A federal jury began deliberations late today in the conspiracy trial of ex-CIA agent Edwin P. Wilson after hearing a prosecutor brand as "hard-core hogwash" Wilson's claim that he was doing undercover work for the CIA when he arranged an illegal explosives deal with Libya in 1977.
After deliberating for four hours, the jury retired for the night.
Wilson, sentenced to 15 years in prison last fall on gun-smuggling charges in Alexandria, Va., faces up to 17 years if convicted here. He is charged with conspiring to ship 20 tons of high explosives from Houston to Libya in violation of U.S. export laws.
Arguments in the 10-day trial ended today with lengthy, often bitter closing statements by both sides. District Court Judge Ross N. Sterling repeatedly admonished Marian Rosen, one of Wilson's attorneys, to "stick to the facts of this case" in her remarks to the jury.
Both Rosen and chief defense lawyer Herald Price Fahringer stressed that Wilson was in Libya in October, 1977, when the shipment aboard a chartered DC8 cargo jet allegedly took place. They argued Wilson was unaware that alleged co-conspirators in the case intended to fly the explosives abroad disguised as oil field drilling mud in violation of U.S. customs and munitions laws, as the government charged.
"Doesn't the Bible say, 'If the trumpet gives an uncertain sound, who shall prepare for battle?' Doesn't this whole case have an uncertain sound?" Fahringer asked the jurors. "A free nation does not need the conviction of Ed Wilson on this impoverished, pathetic proof."
Assistant U.S. Attorney James Powers responded by characterizing the defense arguments as "90 minutes of hard-core hogwash."
Wilson "is not a patriot. He's a seller. He'd sell anything to make money," Powers said. The government charged Wilson's profit on the alleged explosives shipment totaled about $300,000.
Prosecutors also alleged that Wilson had tried to sell nuclear fuel and nuclear weapons to the Libyans. A former Wilson employe testified that Wilson hoped to "make millions and retire for life" on the weapons proposal, which was not completed.
"If you see an animal with a big nose, floppy ears and huge legs, you might say it's an elephant," Powers said, drawing an elephant on a courtroom blackboard. "But Fahringer and Rosen say, not so fast. Maybe it's a mouse with a glandular problem."

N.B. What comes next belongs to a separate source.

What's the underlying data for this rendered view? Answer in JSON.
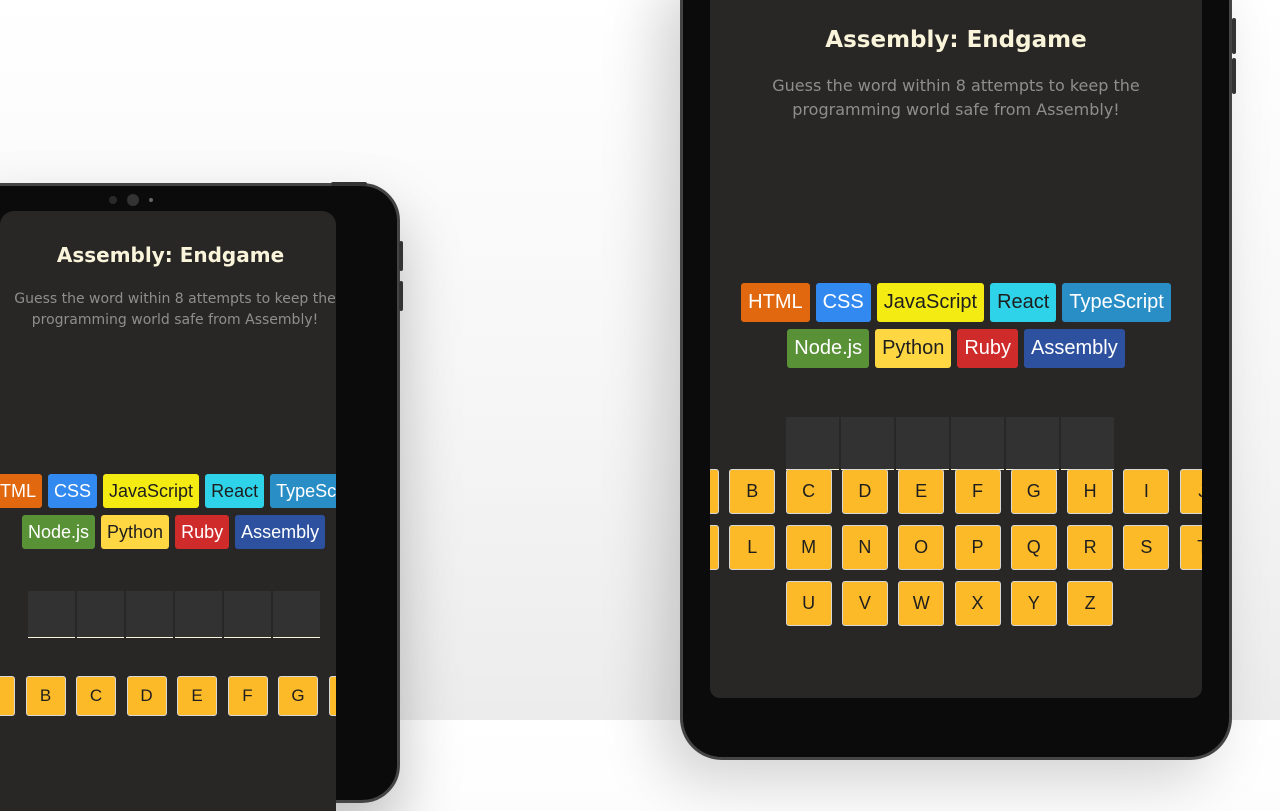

Fahringer, who argued at the start of the trial that Wilson was "a de facto CIA agent" while in Libya, feeding useful intelligence to his former agency employers, said today Wilson's ostensible agency ties formed a second defense to the charges he faces.
"Even if you find Wilson participated in this shipment," Fahringer told the jury, "if you believe Mr. Wilson was working with the CIA," it shows Wilson lacked the criminal intent necessary to return a guilty verdict. Powers derided that argument as a "multiple choice defense."
Earlier today, Assistant U.S. Attorney Theodore S. Greenberg was allowed to read to the jury a letter from CIA Executive Director Charles A. Briggs saying that a search of agency records had found no evidence the CIA was aware of or approved the alleged explosives sale to Libya.
The Briggs letter also said a search of the government's Interagency Source Registry failed to show that Wilson in 1977 was an agent of the CIA or any other U.S. agency. Wilson left the CIA Feb. 28, 1971, after a 15-year career as a spy, according to testimony here.
Judge Sterling overruled heated defense objections to the letter as well as attempts earlier this week to introduce testimony that the CIA allegedly has lied about use of secret agents in undercover operations.